The morale level for current Harris staffers is “rough” and in many ways similar to the failed presidential campaign and her Senate office, according to the former Senate aide, who is in touch with current Harris staffers.

Yesterday CNBC published a story about “several longtime political and business world allies” of Harris who are having trouble getting in touch with her thanks to Flournoy despite their support for her various state and national candidacies. Again, you wonder how many of the reports of “dysfunction” are the result of big egos exacting a little revenge through the press because they haven’t felt as soothed as they might like lately.

But then you think back to this NYT pre-mortem of Harris’s failing presidential campaign in late 2019 and wonder if the problem isn’t Flournoy or self-important donors but Harris herself. The Times made the case that the campaign was bitterly split between two camps, one led by her sister and campaign chairman Maya Harris, the other by her campaign manager Juan Rodriguez, with Harris unwilling or unable to resolve the dispute. “In one instance after another, Ms. Harris and her closest advisers made flawed decisions about which states to focus on, issues to emphasize and opponents to target, all the while refusing to make difficult personnel choices to impose order on an unwieldy campaign, according to more than 50 current and former campaign staff members and allies,” the paper reported. A common thread between the campaign and her current office in the White House is poor lines of communication, if Politico is to be believed. But the two aren’t perfectly similar: If the campaign’s problem was that a house divided between Maya Harris and Rodriguez couldn’t stand, the problem with the VP’s office seems to be the opposite, that Flournoy rules with an iron fist.

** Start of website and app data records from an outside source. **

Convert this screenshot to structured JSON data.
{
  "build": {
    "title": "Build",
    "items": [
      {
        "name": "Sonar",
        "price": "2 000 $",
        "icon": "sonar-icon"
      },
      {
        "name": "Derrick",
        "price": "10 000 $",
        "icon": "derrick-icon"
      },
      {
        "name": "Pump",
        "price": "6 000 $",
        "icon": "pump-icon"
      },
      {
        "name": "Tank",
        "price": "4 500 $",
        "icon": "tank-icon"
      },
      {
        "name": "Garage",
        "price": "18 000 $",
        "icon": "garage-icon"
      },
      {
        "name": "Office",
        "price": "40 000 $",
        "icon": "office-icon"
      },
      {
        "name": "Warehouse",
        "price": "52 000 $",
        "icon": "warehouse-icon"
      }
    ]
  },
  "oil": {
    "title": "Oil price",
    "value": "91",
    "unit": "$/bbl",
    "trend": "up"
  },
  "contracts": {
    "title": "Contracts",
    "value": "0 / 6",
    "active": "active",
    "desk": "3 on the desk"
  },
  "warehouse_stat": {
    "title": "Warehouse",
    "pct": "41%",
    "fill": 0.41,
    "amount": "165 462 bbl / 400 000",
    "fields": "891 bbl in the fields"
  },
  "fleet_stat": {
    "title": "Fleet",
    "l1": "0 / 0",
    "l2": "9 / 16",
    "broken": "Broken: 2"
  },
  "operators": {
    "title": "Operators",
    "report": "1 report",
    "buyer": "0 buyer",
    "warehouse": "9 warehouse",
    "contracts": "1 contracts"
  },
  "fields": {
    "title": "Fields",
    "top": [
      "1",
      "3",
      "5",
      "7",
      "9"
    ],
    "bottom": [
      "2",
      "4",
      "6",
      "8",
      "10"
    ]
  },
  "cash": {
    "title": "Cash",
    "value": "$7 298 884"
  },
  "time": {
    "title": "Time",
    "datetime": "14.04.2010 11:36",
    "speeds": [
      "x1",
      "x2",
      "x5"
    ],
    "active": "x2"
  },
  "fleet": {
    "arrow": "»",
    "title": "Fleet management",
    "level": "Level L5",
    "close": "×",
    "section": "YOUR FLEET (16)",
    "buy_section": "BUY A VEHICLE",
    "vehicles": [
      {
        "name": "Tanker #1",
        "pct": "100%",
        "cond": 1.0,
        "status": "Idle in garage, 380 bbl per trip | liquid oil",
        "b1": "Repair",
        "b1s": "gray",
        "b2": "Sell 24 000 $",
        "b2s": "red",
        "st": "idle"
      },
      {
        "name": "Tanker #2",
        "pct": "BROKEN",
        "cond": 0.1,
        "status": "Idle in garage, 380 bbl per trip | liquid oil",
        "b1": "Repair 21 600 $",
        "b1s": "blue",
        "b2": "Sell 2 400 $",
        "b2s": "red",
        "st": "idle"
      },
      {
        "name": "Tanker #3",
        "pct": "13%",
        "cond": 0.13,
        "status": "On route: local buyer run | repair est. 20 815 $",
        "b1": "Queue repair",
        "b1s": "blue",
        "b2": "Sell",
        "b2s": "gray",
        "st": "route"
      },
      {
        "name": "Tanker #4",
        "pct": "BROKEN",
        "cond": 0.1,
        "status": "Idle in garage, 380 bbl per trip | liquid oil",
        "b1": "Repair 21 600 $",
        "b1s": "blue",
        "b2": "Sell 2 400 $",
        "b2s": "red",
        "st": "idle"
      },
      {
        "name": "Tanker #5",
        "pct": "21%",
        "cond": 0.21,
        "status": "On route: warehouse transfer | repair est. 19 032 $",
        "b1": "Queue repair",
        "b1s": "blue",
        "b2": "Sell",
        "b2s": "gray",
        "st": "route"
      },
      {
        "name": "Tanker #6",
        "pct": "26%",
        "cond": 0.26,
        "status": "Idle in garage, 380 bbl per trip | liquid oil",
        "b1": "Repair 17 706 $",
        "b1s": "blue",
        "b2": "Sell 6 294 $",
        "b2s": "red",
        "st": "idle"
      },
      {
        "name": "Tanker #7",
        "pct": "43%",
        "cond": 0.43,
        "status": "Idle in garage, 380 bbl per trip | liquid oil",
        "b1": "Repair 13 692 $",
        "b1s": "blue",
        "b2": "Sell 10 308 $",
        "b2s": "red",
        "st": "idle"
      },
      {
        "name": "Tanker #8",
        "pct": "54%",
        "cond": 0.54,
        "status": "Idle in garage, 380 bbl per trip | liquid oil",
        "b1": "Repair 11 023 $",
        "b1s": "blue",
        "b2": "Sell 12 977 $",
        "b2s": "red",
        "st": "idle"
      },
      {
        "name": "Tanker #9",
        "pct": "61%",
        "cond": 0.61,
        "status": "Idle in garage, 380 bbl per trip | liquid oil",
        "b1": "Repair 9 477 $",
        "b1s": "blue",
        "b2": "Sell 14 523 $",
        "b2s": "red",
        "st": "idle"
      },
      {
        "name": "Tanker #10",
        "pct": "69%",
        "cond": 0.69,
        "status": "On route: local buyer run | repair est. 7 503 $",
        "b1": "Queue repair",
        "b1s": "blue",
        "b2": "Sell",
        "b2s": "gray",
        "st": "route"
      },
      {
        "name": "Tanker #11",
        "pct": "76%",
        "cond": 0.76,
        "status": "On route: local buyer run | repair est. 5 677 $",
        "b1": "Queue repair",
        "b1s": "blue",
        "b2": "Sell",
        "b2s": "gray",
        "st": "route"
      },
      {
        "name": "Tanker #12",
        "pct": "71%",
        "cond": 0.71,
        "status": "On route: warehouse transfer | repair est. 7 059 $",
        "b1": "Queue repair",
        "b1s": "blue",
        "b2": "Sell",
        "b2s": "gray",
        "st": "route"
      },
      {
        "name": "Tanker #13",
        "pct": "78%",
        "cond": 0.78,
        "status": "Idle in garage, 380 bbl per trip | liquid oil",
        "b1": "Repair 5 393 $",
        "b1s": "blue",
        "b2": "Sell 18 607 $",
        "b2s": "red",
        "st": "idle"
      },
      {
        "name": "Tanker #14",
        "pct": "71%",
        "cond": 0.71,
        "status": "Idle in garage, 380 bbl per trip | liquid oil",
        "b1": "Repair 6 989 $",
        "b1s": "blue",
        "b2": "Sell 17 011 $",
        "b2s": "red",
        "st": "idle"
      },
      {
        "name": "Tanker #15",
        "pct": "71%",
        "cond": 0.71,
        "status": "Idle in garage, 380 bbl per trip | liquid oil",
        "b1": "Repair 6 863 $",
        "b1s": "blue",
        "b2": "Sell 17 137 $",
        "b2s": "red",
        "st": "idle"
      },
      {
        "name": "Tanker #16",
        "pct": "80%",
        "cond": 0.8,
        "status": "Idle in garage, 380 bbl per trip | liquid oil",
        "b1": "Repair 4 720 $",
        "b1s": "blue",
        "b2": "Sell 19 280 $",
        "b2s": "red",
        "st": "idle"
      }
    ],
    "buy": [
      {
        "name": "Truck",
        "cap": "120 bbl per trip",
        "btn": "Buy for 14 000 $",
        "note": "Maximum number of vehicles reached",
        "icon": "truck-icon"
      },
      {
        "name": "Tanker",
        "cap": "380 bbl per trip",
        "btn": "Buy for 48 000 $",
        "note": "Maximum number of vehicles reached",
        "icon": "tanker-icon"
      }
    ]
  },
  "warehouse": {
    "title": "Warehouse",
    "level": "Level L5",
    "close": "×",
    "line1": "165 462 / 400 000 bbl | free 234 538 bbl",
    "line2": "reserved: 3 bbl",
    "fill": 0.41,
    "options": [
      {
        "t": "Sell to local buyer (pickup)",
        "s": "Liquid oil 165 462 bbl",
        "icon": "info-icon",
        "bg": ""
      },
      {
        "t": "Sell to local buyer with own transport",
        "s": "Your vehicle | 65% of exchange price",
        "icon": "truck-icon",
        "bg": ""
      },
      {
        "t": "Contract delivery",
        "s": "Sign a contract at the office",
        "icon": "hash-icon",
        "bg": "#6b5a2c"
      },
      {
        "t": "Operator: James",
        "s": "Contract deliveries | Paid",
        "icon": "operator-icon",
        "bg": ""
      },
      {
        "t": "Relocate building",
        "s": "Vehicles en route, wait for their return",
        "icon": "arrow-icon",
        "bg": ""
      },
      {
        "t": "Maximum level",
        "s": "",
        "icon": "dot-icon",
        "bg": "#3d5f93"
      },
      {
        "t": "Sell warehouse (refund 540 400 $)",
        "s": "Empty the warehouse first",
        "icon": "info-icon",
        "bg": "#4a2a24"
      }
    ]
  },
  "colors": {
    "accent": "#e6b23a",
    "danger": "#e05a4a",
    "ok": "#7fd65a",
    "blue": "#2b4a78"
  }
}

There may be a common reason for poor morale in both operations, though — bad strategy by Harris herself. Read the Times piece to revisit some of her blunders in 2019 during the primary campaign, then reflect on the fact that she’s now been tasked with “solving” one of the most intractable policy quagmires that the United States faces in immigration. Maybe she felt she wasn’t in a position to tell Biden no when he asked her to take charge of the border crisis but she should have probably resisted — if not for her own sake then for the party’s, since she may well end up at the top of the ballot in 2024 and will now have to answer for the administration’s immigration failures. Harris has blundered within the parameters of her portfolio too, though, taking waaaaay too long to visit the border and blowing off Lester Holt’s question about it a few weeks ago. (According to Politico, her own staff were blindsided when she announced her trip to Texas, further evidence of bad communication.)

All of which is to say is that an office is bound to be unhappy when it’s flailing in its mission, a Harris specialty since 2019. Even if Flournoy were more relaxed in managing aides and there had been clearer lines of authority on the campaign, the fact is that staffers would have been stuck scrambling to clean up strategic and rhetorical messes made by their own boss. How is morale supposed to thrive in those circumstances?

We’ll see if today’s Politico scoop leads to a dam-break in which other Harris staffers, current or former, speak up about what it’s like to work for her. Stay tuned.